(Supplied records begins)

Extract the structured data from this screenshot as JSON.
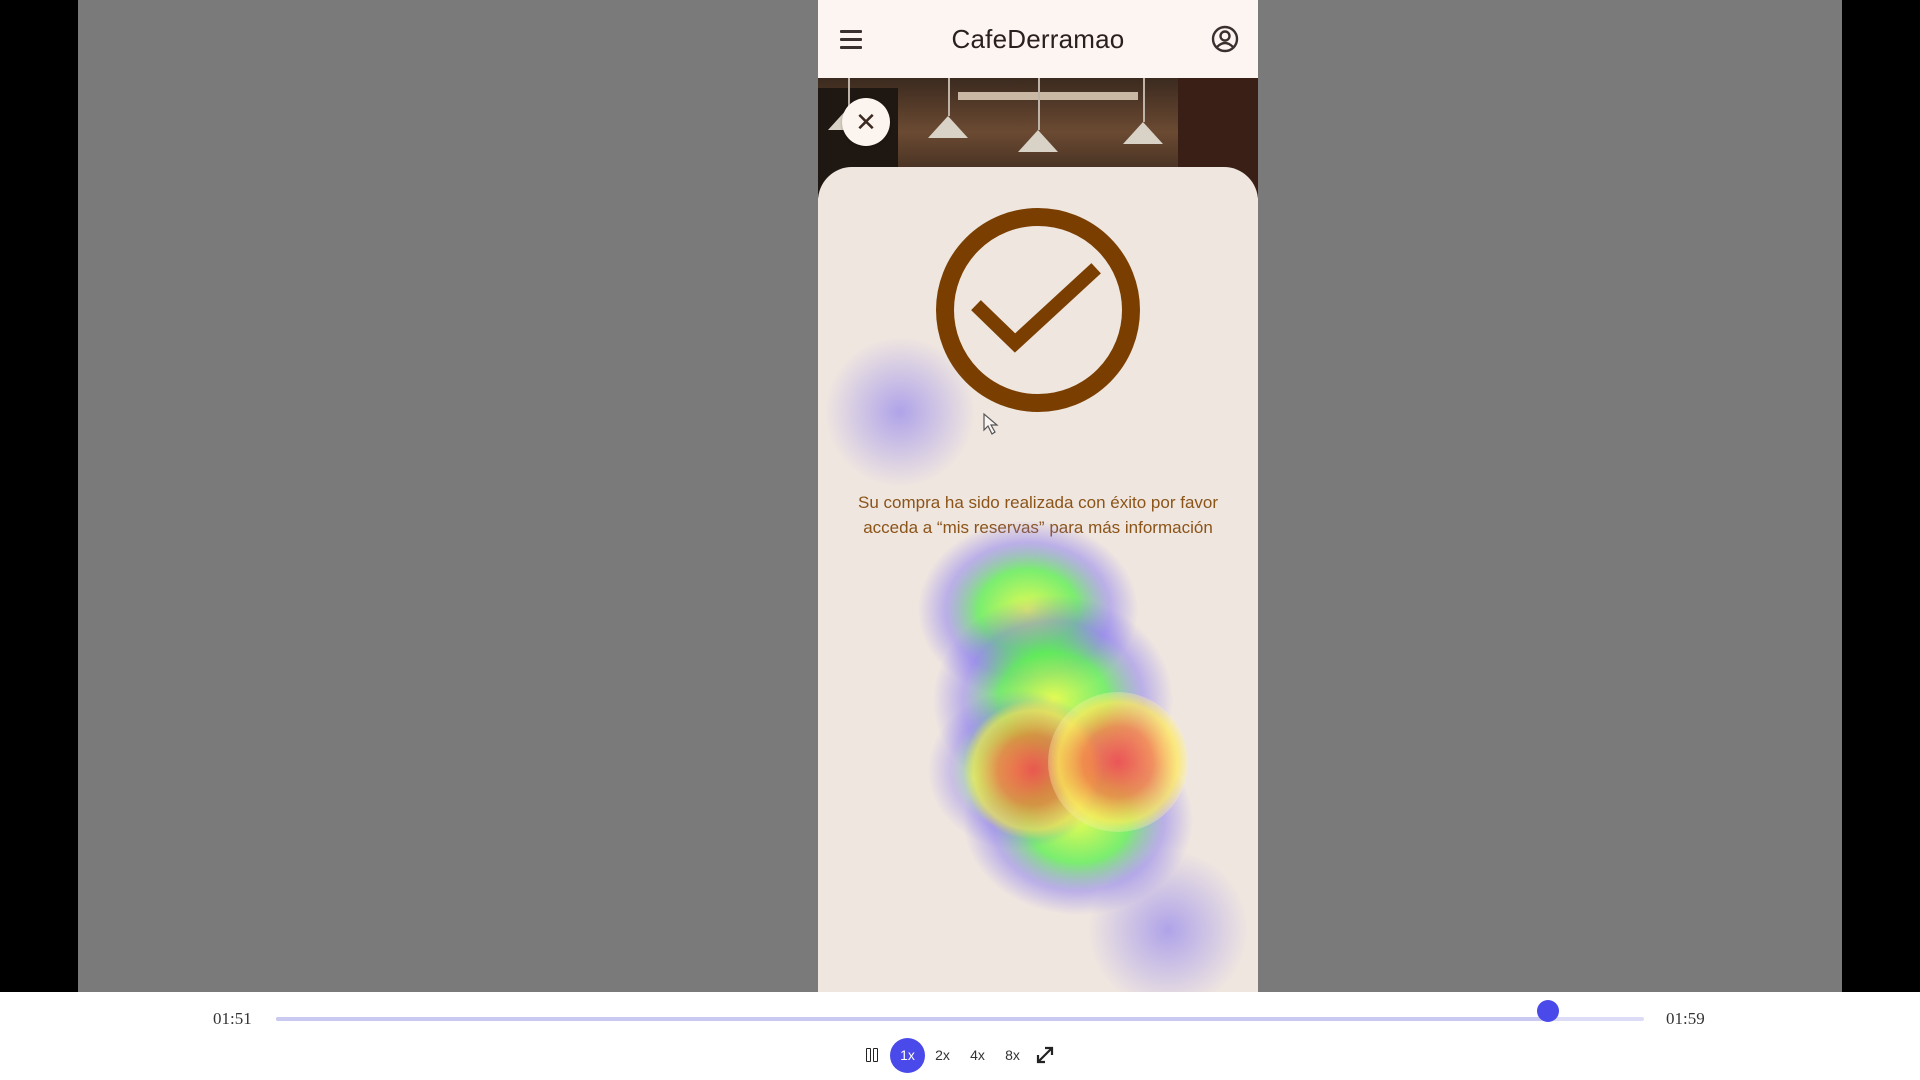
{
  "app": {
    "title": "CafeDerramao",
    "icons": {
      "menu": "menu-icon",
      "account": "account-circle-icon",
      "close": "close-icon",
      "success": "check-circle-icon"
    },
    "close_label": "✕",
    "success_message_line1": "Su compra ha sido realizada con éxito por favor",
    "success_message_line2": "acceda a “mis reservas” para más información",
    "colors": {
      "accent_brown": "#7a3f00",
      "text_brown": "#8b5418",
      "appbar_bg": "#fdf5f2",
      "sheet_bg": "#efe6e0"
    }
  },
  "player": {
    "current_time": "01:51",
    "total_time": "01:59",
    "progress": 0.93,
    "speeds": [
      "1x",
      "2x",
      "4x",
      "8x"
    ],
    "active_speed": "1x",
    "icons": {
      "pause": "pause-icon",
      "fullscreen": "fullscreen-icon"
    },
    "accent_color": "#4a49ea"
  }
}
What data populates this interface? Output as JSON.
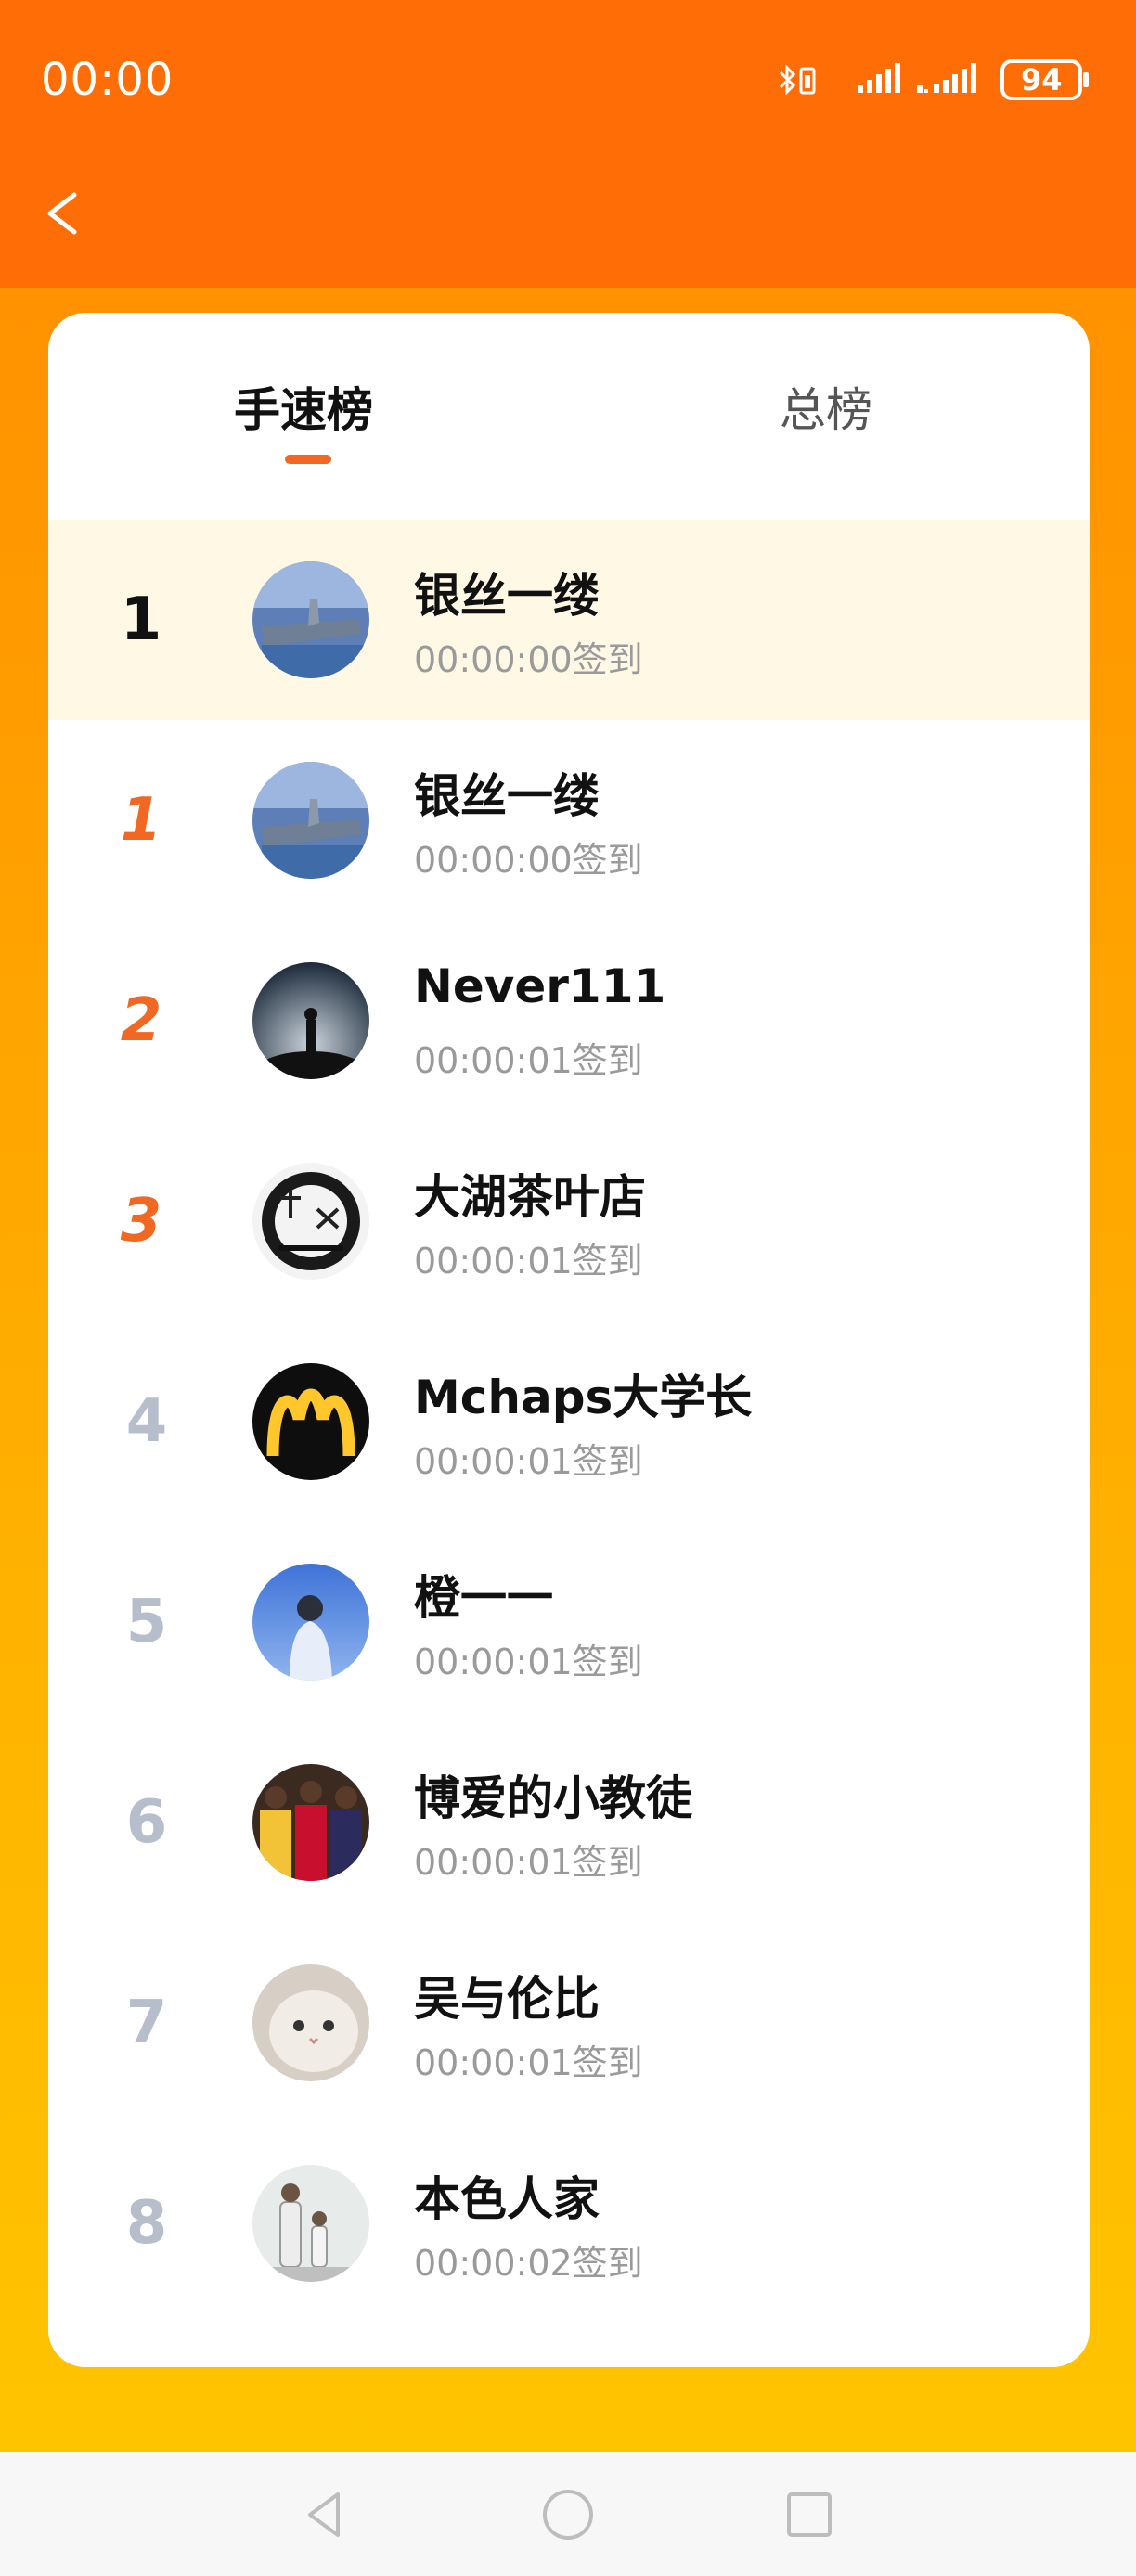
{
  "status_bar": {
    "time": "00:00",
    "battery": "94",
    "icons": [
      "bluetooth-icon",
      "vibrate-icon",
      "signal-icon",
      "signal-icon",
      "battery-icon"
    ]
  },
  "header": {
    "back_icon": "chevron-left-icon"
  },
  "tabs": [
    {
      "label": "手速榜",
      "active": true
    },
    {
      "label": "总榜",
      "active": false
    }
  ],
  "ranking": [
    {
      "rank": "1",
      "name": "银丝一缕",
      "time": "00:00:00签到",
      "highlight": true,
      "avatar": "aircraft-carrier"
    },
    {
      "rank": "1",
      "name": "银丝一缕",
      "time": "00:00:00签到",
      "avatar": "aircraft-carrier"
    },
    {
      "rank": "2",
      "name": "Never111",
      "time": "00:00:01签到",
      "avatar": "person-silhouette-night"
    },
    {
      "rank": "3",
      "name": "大湖茶叶店",
      "time": "00:00:01签到",
      "avatar": "calligraphy-ink"
    },
    {
      "rank": "4",
      "name": "Mchaps大学长",
      "time": "00:00:01签到",
      "avatar": "golden-arches"
    },
    {
      "rank": "5",
      "name": "橙一一",
      "time": "00:00:01签到",
      "avatar": "girl-blue-sky"
    },
    {
      "rank": "6",
      "name": "博爱的小教徒",
      "time": "00:00:01签到",
      "avatar": "basketball-players"
    },
    {
      "rank": "7",
      "name": "吴与伦比",
      "time": "00:00:01签到",
      "avatar": "white-cat"
    },
    {
      "rank": "8",
      "name": "本色人家",
      "time": "00:00:02签到",
      "avatar": "family-photo"
    }
  ],
  "colors": {
    "header": "#FF6D07",
    "accent": "#F26722",
    "highlight_row": "#FEF8E5",
    "rank_grey": "#B7BECB",
    "subtext": "#9A9A9A"
  },
  "navbar": {
    "icons": [
      "back-triangle-icon",
      "home-circle-icon",
      "recents-square-icon"
    ]
  }
}
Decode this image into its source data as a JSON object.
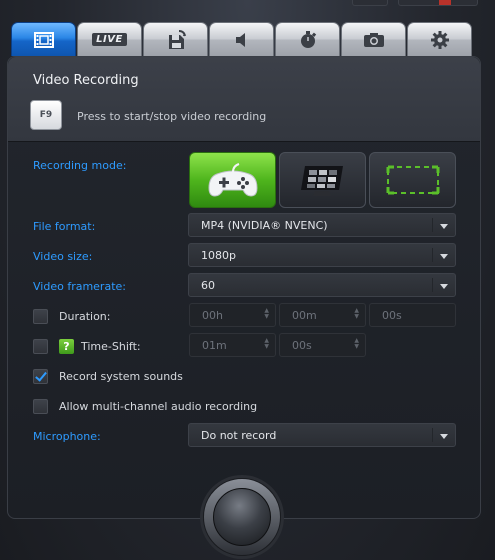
{
  "tabs": [
    {
      "name": "video-tab",
      "icon": "film-icon",
      "active": true
    },
    {
      "name": "live-tab",
      "label": "LIVE",
      "active": false
    },
    {
      "name": "save-tab",
      "icon": "save-icon",
      "active": false
    },
    {
      "name": "audio-tab",
      "icon": "speaker-icon",
      "active": false
    },
    {
      "name": "timer-tab",
      "icon": "stopwatch-icon",
      "active": false
    },
    {
      "name": "screenshot-tab",
      "icon": "camera-icon",
      "active": false
    },
    {
      "name": "settings-tab",
      "icon": "gear-icon",
      "active": false
    }
  ],
  "panel": {
    "title": "Video Recording",
    "hotkey_label": "F9",
    "hotkey_hint": "Press to start/stop video recording"
  },
  "labels": {
    "recording_mode": "Recording mode:",
    "file_format": "File format:",
    "video_size": "Video size:",
    "video_framerate": "Video framerate:",
    "duration": "Duration:",
    "time_shift": "Time-Shift:",
    "record_system_sounds": "Record system sounds",
    "multichannel": "Allow multi-channel audio recording",
    "microphone": "Microphone:"
  },
  "recording_modes": [
    {
      "name": "game-mode",
      "icon": "gamepad-icon",
      "active": true
    },
    {
      "name": "fullscreen-mode",
      "icon": "monitor-icon",
      "active": false
    },
    {
      "name": "region-mode",
      "icon": "region-select-icon",
      "active": false
    }
  ],
  "values": {
    "file_format": "MP4 (NVIDIA® NVENC)",
    "video_size": "1080p",
    "video_framerate": "60",
    "microphone": "Do not record",
    "duration_h": "00h",
    "duration_m": "00m",
    "duration_s": "00s",
    "timeshift_m": "01m",
    "timeshift_s": "00s",
    "help_glyph": "?"
  },
  "checkboxes": {
    "duration": false,
    "time_shift": false,
    "record_system_sounds": true,
    "multichannel": false
  },
  "colors": {
    "accent_blue": "#2e9bff",
    "active_tab": "#1e78dc",
    "active_mode_green": "#4fb51d"
  }
}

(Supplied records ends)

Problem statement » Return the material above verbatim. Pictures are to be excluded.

Output »
Extract the structured data from this screenshot as JSON.
{
  "app": {
    "title": "CafeDerramao",
    "icons": {
      "menu": "menu-icon",
      "account": "account-circle-icon",
      "close": "close-icon",
      "success": "check-circle-icon"
    },
    "close_label": "✕",
    "success_message_line1": "Su compra ha sido realizada con éxito por favor",
    "success_message_line2": "acceda a “mis reservas” para más información",
    "colors": {
      "accent_brown": "#7a3f00",
      "text_brown": "#8b5418",
      "appbar_bg": "#fdf5f2",
      "sheet_bg": "#efe6e0"
    }
  },
  "player": {
    "current_time": "01:51",
    "total_time": "01:59",
    "progress": 0.93,
    "speeds": [
      "1x",
      "2x",
      "4x",
      "8x"
    ],
    "active_speed": "1x",
    "icons": {
      "pause": "pause-icon",
      "fullscreen": "fullscreen-icon"
    },
    "accent_color": "#4a49ea"
  }
}
What data populates this interface? Output as JSON.
{
  "status_bar": {
    "time": "00:00",
    "battery": "94",
    "icons": [
      "bluetooth-icon",
      "vibrate-icon",
      "signal-icon",
      "signal-icon",
      "battery-icon"
    ]
  },
  "header": {
    "back_icon": "chevron-left-icon"
  },
  "tabs": [
    {
      "label": "手速榜",
      "active": true
    },
    {
      "label": "总榜",
      "active": false
    }
  ],
  "ranking": [
    {
      "rank": "1",
      "name": "银丝一缕",
      "time": "00:00:00签到",
      "highlight": true,
      "avatar": "aircraft-carrier"
    },
    {
      "rank": "1",
      "name": "银丝一缕",
      "time": "00:00:00签到",
      "avatar": "aircraft-carrier"
    },
    {
      "rank": "2",
      "name": "Never111",
      "time": "00:00:01签到",
      "avatar": "person-silhouette-night"
    },
    {
      "rank": "3",
      "name": "大湖茶叶店",
      "time": "00:00:01签到",
      "avatar": "calligraphy-ink"
    },
    {
      "rank": "4",
      "name": "Mchaps大学长",
      "time": "00:00:01签到",
      "avatar": "golden-arches"
    },
    {
      "rank": "5",
      "name": "橙一一",
      "time": "00:00:01签到",
      "avatar": "girl-blue-sky"
    },
    {
      "rank": "6",
      "name": "博爱的小教徒",
      "time": "00:00:01签到",
      "avatar": "basketball-players"
    },
    {
      "rank": "7",
      "name": "吴与伦比",
      "time": "00:00:01签到",
      "avatar": "white-cat"
    },
    {
      "rank": "8",
      "name": "本色人家",
      "time": "00:00:02签到",
      "avatar": "family-photo"
    }
  ],
  "colors": {
    "header": "#FF6D07",
    "accent": "#F26722",
    "highlight_row": "#FEF8E5",
    "rank_grey": "#B7BECB",
    "subtext": "#9A9A9A"
  },
  "navbar": {
    "icons": [
      "back-triangle-icon",
      "home-circle-icon",
      "recents-square-icon"
    ]
  }
}
Decode this image into its source data as a JSON object.
{
  "tabs": [
    {
      "name": "video-tab",
      "icon": "film-icon",
      "active": true
    },
    {
      "name": "live-tab",
      "label": "LIVE",
      "active": false
    },
    {
      "name": "save-tab",
      "icon": "save-icon",
      "active": false
    },
    {
      "name": "audio-tab",
      "icon": "speaker-icon",
      "active": false
    },
    {
      "name": "timer-tab",
      "icon": "stopwatch-icon",
      "active": false
    },
    {
      "name": "screenshot-tab",
      "icon": "camera-icon",
      "active": false
    },
    {
      "name": "settings-tab",
      "icon": "gear-icon",
      "active": false
    }
  ],
  "panel": {
    "title": "Video Recording",
    "hotkey_label": "F9",
    "hotkey_hint": "Press to start/stop video recording"
  },
  "labels": {
    "recording_mode": "Recording mode:",
    "file_format": "File format:",
    "video_size": "Video size:",
    "video_framerate": "Video framerate:",
    "duration": "Duration:",
    "time_shift": "Time-Shift:",
    "record_system_sounds": "Record system sounds",
    "multichannel": "Allow multi-channel audio recording",
    "microphone": "Microphone:"
  },
  "recording_modes": [
    {
      "name": "game-mode",
      "icon": "gamepad-icon",
      "active": true
    },
    {
      "name": "fullscreen-mode",
      "icon": "monitor-icon",
      "active": false
    },
    {
      "name": "region-mode",
      "icon": "region-select-icon",
      "active": false
    }
  ],
  "values": {
    "file_format": "MP4 (NVIDIA® NVENC)",
    "video_size": "1080p",
    "video_framerate": "60",
    "microphone": "Do not record",
    "duration_h": "00h",
    "duration_m": "00m",
    "duration_s": "00s",
    "timeshift_m": "01m",
    "timeshift_s": "00s",
    "help_glyph": "?"
  },
  "checkboxes": {
    "duration": false,
    "time_shift": false,
    "record_system_sounds": true,
    "multichannel": false
  },
  "colors": {
    "accent_blue": "#2e9bff",
    "active_tab": "#1e78dc",
    "active_mode_green": "#4fb51d"
  }
}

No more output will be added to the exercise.